---------- Exercise input

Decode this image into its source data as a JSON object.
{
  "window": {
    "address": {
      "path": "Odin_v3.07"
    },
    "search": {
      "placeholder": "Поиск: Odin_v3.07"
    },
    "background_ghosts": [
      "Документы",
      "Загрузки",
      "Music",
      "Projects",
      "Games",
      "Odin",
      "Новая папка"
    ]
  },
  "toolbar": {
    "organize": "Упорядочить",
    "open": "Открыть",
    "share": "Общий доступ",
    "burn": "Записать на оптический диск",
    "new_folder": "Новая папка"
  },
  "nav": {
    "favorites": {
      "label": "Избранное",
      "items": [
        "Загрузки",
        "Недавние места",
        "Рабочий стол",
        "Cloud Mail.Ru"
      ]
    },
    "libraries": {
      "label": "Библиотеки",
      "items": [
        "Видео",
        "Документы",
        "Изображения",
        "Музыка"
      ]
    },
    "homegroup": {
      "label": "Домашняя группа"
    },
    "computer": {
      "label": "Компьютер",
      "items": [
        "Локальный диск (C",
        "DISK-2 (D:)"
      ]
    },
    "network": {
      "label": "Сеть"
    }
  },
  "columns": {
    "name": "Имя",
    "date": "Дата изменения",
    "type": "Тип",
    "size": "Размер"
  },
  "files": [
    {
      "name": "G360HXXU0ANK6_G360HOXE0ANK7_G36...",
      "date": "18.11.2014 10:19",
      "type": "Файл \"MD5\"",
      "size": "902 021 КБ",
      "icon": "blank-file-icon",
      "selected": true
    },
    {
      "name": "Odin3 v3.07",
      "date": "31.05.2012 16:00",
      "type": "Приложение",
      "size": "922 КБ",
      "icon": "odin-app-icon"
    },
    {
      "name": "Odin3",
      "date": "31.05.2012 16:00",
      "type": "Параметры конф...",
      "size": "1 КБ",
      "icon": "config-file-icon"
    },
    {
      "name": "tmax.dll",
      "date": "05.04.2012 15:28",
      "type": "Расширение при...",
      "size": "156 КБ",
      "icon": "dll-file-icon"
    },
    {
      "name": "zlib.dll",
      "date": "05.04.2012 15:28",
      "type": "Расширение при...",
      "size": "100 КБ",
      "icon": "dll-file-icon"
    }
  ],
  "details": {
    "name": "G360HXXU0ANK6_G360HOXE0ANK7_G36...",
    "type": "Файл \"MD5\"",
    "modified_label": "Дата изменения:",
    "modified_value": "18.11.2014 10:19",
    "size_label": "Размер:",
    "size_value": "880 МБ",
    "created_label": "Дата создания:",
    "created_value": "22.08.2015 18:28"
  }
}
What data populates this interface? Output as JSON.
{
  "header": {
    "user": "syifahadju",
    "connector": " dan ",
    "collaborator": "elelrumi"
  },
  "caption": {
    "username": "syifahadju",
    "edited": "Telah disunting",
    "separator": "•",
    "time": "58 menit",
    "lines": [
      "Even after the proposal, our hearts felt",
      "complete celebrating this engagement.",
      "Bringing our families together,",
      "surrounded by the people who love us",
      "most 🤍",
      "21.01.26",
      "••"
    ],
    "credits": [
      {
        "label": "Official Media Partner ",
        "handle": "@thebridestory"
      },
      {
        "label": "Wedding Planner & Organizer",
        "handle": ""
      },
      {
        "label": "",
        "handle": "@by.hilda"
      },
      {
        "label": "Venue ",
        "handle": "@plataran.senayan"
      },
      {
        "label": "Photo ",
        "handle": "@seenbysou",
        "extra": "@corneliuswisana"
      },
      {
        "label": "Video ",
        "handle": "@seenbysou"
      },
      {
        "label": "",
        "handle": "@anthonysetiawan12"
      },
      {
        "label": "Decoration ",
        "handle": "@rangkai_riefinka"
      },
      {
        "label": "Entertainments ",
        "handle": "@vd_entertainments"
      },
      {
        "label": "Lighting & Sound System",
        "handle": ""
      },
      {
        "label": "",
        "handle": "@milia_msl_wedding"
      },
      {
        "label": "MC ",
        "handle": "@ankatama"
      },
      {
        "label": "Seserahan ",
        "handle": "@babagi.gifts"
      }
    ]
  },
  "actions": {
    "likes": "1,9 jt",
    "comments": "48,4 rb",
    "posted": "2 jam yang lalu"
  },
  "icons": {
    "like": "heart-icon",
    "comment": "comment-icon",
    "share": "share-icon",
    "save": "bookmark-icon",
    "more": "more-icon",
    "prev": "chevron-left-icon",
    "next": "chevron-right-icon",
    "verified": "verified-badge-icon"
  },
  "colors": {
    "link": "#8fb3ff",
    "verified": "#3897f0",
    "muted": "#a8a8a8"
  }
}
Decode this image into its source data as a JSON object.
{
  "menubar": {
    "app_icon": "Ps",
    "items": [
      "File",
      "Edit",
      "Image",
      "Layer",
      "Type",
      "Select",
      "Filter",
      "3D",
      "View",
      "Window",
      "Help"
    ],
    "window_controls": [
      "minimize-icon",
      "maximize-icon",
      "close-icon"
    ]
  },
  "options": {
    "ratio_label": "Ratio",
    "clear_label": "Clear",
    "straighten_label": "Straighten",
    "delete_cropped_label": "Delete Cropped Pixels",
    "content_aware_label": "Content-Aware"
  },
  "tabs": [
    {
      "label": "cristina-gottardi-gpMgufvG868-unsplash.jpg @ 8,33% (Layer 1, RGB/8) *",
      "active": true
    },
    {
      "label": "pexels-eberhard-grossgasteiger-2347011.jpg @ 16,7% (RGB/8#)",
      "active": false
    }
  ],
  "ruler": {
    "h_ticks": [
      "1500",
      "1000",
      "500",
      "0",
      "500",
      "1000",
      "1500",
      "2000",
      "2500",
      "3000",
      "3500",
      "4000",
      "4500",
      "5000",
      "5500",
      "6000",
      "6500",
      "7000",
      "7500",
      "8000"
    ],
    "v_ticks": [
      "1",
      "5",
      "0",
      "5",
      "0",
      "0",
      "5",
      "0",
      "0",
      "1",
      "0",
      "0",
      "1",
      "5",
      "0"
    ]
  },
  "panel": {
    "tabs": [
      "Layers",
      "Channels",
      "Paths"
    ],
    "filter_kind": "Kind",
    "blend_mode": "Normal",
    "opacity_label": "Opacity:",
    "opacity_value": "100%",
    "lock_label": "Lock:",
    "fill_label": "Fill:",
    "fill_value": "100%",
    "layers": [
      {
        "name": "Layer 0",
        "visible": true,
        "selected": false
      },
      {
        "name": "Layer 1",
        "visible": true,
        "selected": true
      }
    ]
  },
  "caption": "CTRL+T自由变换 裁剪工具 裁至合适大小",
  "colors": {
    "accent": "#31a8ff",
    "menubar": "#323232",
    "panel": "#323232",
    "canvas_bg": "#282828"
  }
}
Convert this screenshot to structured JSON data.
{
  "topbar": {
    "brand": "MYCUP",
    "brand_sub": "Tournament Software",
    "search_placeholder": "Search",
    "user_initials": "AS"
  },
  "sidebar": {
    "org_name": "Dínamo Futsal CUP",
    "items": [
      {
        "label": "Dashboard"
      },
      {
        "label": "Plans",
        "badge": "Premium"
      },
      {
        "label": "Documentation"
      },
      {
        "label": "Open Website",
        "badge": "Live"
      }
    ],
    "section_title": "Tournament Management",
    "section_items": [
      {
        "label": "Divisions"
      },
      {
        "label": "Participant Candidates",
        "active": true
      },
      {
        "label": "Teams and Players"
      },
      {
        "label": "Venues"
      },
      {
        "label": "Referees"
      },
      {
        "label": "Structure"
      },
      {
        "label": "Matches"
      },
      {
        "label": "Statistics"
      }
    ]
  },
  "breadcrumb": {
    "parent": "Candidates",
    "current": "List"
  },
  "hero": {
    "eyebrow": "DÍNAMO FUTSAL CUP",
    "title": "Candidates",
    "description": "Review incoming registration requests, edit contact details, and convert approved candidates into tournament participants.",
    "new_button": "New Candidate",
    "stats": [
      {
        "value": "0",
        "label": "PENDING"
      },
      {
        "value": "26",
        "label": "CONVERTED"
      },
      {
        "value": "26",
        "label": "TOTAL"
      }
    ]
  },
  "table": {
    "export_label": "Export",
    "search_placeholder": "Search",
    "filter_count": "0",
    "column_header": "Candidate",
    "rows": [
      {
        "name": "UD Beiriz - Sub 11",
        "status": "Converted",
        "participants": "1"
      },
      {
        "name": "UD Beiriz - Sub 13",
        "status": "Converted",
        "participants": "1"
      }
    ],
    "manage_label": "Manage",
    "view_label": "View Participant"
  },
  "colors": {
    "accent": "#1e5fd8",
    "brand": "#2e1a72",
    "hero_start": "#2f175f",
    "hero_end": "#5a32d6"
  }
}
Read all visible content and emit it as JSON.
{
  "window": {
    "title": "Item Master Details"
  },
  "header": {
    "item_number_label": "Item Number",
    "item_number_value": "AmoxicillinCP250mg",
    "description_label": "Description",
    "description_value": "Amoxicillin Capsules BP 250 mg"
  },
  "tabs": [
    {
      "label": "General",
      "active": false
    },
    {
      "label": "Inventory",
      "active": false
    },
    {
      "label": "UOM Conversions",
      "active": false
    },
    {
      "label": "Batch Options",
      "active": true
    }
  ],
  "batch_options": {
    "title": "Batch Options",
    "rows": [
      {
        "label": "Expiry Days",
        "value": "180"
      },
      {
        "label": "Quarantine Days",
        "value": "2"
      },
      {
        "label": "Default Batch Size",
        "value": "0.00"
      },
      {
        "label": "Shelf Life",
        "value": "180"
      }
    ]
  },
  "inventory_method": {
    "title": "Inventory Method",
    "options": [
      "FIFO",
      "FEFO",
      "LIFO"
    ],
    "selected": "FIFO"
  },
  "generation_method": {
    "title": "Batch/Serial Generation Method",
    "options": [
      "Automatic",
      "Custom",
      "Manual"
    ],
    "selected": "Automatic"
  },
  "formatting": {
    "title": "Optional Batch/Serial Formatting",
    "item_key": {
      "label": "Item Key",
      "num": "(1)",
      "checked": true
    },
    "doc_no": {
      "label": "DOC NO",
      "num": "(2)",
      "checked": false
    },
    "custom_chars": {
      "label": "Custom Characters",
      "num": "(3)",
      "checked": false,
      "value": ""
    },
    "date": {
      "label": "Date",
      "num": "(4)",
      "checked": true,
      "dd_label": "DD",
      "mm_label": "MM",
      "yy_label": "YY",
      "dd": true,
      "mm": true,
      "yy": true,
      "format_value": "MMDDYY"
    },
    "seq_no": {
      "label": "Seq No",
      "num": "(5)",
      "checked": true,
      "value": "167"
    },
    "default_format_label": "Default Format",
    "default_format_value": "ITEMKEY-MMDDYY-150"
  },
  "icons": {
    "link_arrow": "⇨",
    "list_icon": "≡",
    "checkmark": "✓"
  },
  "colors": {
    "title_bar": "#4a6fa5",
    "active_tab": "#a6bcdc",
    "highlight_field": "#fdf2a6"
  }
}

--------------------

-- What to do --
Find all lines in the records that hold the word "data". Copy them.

-- Solution to this task --
Decode this image into its source data as a JSON object.
What data populates this interface? Output as JSON.
Decode this image into its source data as a JSON object.
Convert this screenshot to structured JSON data.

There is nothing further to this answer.